Plus, those delightful swappable covers!

Wednesday, October 19, 2022

One more MOS 7600 Pong: Coleco Telstar Gemini

Oh, c'mon now, you're not sick of MOS Pong machines yet, are you? Of course you're not! Everybody loves Pong from the company that brought you the world-famous 6502 CPU! So here's another.

Briefly in the last entry but mostly in the one previous I discussed the unusual 1978 Coleco Telstar Arcade console in its unique triangular form factor, which had one of four variants of the MOS 7600/1 "Pong-in-a-chip" CPU in each cartridge, the specific variant containing its own mask ROM and shape table data. To maximize its investment and possibly to compete with Atari's Video Pinball which came out in 1977, Coleco essentially took their cartridge #3 with the MOS 7600-004 pinball-and-skeet variant and turned it into a standalone console of its own, the Coleco Telstar Gemini, also in 1978. (Although easily confused by modern collectors with the Coleco Gemini — no "Telstar" — which was their 1983 Atari VCS clone, neither was a sales contemporary of the other.)

This unit was an eBay find that was advertised as not working and priced accordingly. As expected, it works just fine with a Telstar AC adapter which I happen to have (I'll do a followup with some of the console wallwarts in my collection since the polarities and voltages are not always listed).
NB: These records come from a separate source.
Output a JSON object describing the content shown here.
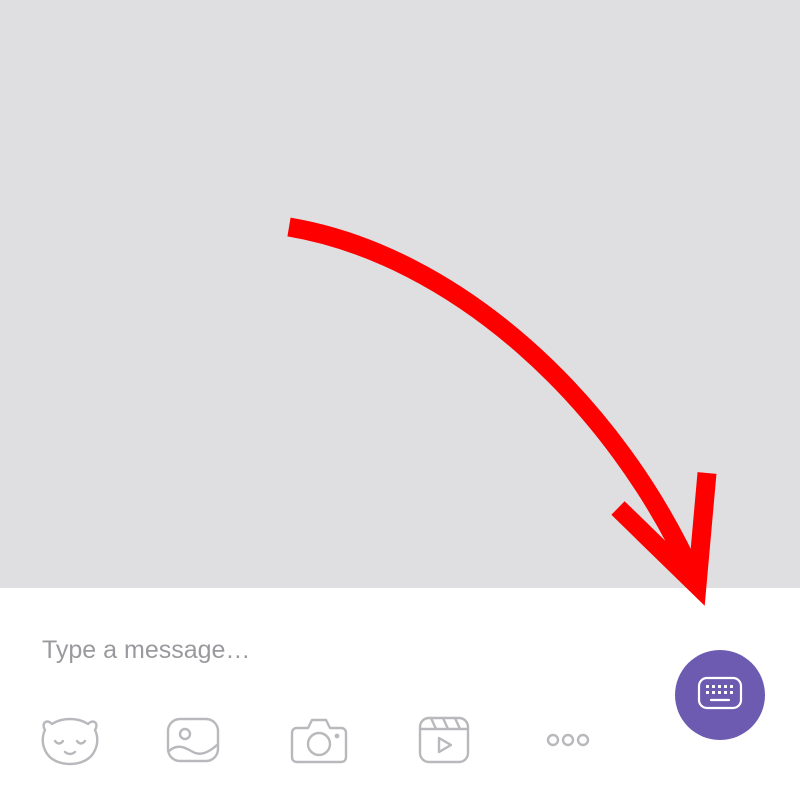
{
  "composer": {
    "placeholder": "Type a message…",
    "value": ""
  },
  "toolbar": {
    "items": [
      {
        "icon": "sticker-bear-icon"
      },
      {
        "icon": "gallery-icon"
      },
      {
        "icon": "camera-icon"
      },
      {
        "icon": "video-clip-icon"
      },
      {
        "icon": "more-icon"
      }
    ]
  },
  "keyboard_button": {
    "icon": "keyboard-icon"
  },
  "colors": {
    "chat_background": "#dfdfe1",
    "composer_background": "#ffffff",
    "icon_gray": "#b9b9bd",
    "accent": "#6c5bb0",
    "annotation_red": "#ff0000"
  },
  "annotation": {
    "type": "arrow",
    "points_to": "keyboard-button"
  }
}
Saturday, October 15, 2022

IR-controlling the new air conditioner in the vintage server room

Computers are hot. No, I mean, they're hot. They heat our house in the winter here in primarily sunny Southern California (not as much as my wife would like, but that's another story for another day).
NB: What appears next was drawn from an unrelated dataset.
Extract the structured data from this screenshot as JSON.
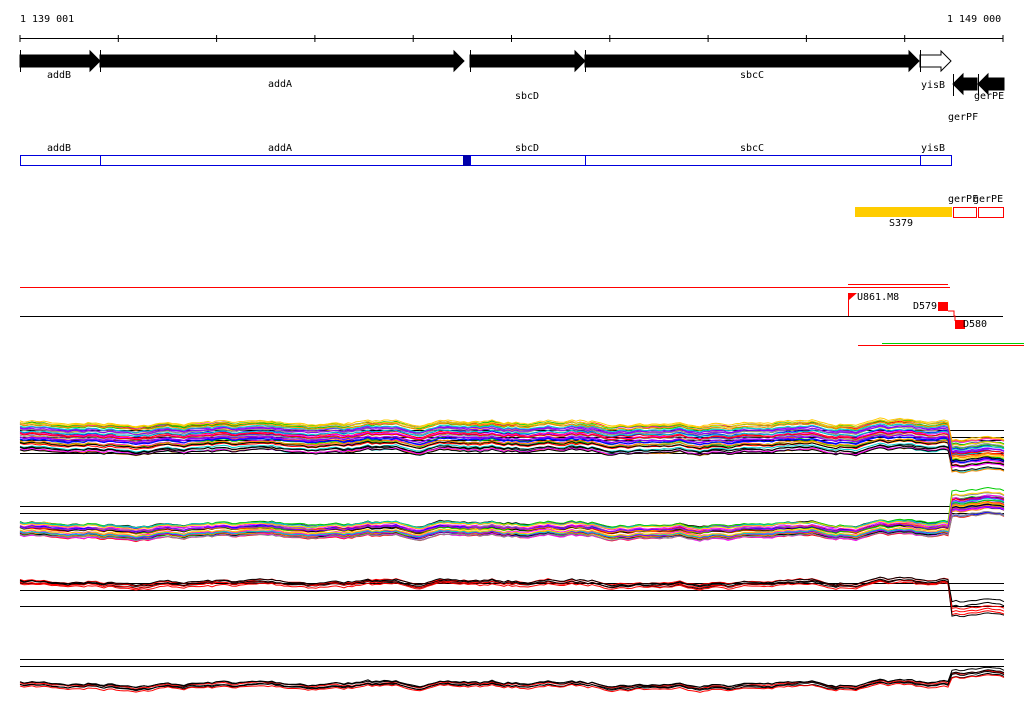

Previously we talked about monitoring the portable air conditioning unit keeping the server room cool. The SMS gateway, basically an overgrown Raspberry Pi, uses a USB decibel meter to report ambient noise volume in the room, from which we can extrapolate the state of the air conditioner's compressor and fan. The Sawtooth Power Mac G4 file server (and radio station) logs the temperature and humidity with a USB sensor of its own. The portable A/C unit exhausts warm air through a duct to the roof so the room can remain secure, and a turbine spins the hot air away into the atmosphere.
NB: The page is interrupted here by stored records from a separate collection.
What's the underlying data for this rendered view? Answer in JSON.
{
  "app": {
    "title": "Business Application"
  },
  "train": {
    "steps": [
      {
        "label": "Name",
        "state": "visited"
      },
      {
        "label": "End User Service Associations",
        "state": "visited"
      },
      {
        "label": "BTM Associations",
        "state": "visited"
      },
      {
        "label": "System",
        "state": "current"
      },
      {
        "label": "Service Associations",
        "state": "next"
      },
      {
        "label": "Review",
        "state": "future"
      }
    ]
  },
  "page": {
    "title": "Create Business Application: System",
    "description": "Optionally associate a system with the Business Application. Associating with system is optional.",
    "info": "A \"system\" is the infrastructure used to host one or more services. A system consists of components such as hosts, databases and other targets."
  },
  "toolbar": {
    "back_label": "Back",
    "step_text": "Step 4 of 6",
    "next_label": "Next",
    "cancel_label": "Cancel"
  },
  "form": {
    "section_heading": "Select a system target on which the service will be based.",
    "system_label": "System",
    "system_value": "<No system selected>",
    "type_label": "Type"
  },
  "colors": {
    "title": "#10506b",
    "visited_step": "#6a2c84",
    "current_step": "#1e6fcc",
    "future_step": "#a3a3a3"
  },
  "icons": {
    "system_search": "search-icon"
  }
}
Unfortunately, what all this monitoring showed was the A/C unit was crapping out. The house central A/C's compressor died abruptly this summer after over two decades, naturally during the hottest part of the year, and it took nearly a week and $14,000 to get it dealt with (it was an old R-22 system and thus everything had to be replaced). The portable A/C was itself almost 11 years old by this time, and after that bad week running nearly non-stop started making an ominous unbalanced low warble from its exhaust fan. This got to the point where it was unable to clear its own condensate and a couple days where I had to empty the drain pan about every 12 hours, versus never having to before (not a great deal of humidity here). I like old computers, but I try not to accumulate old broken computers, and that goes double for old broken air conditioners. It was time for a replacement.

Saturday, October 8, 2022

Going where BeOS NetPositive hasn't gone before: NetPositive+

BeOS browser:
TLS apocalypse
Won't keep it off line.

(How do you pronounce BeOS?)

This is a real 133MHz BeBox running otherwise stock BeOS R5, surfing Hacker News and using a modified, bug-fixed NetPositive wired to offload encryption to an onboard copy of Crypto Ancienne (see my notes on the BeOS port). NetPositive is the only known browser on the PowerPC ports of BeOS — it's probably possible to compile Lynx 2.8.x with BeOS CodeWarrior, but I've only seen it built for Intel, and Mozilla and Opera were definitely Intel/BONE-only. With hacks for self-hosted TLS bolted on, NetPositive's not fast but it works, and supports up to TLS 1.2 currently due to BeOS stack limitations.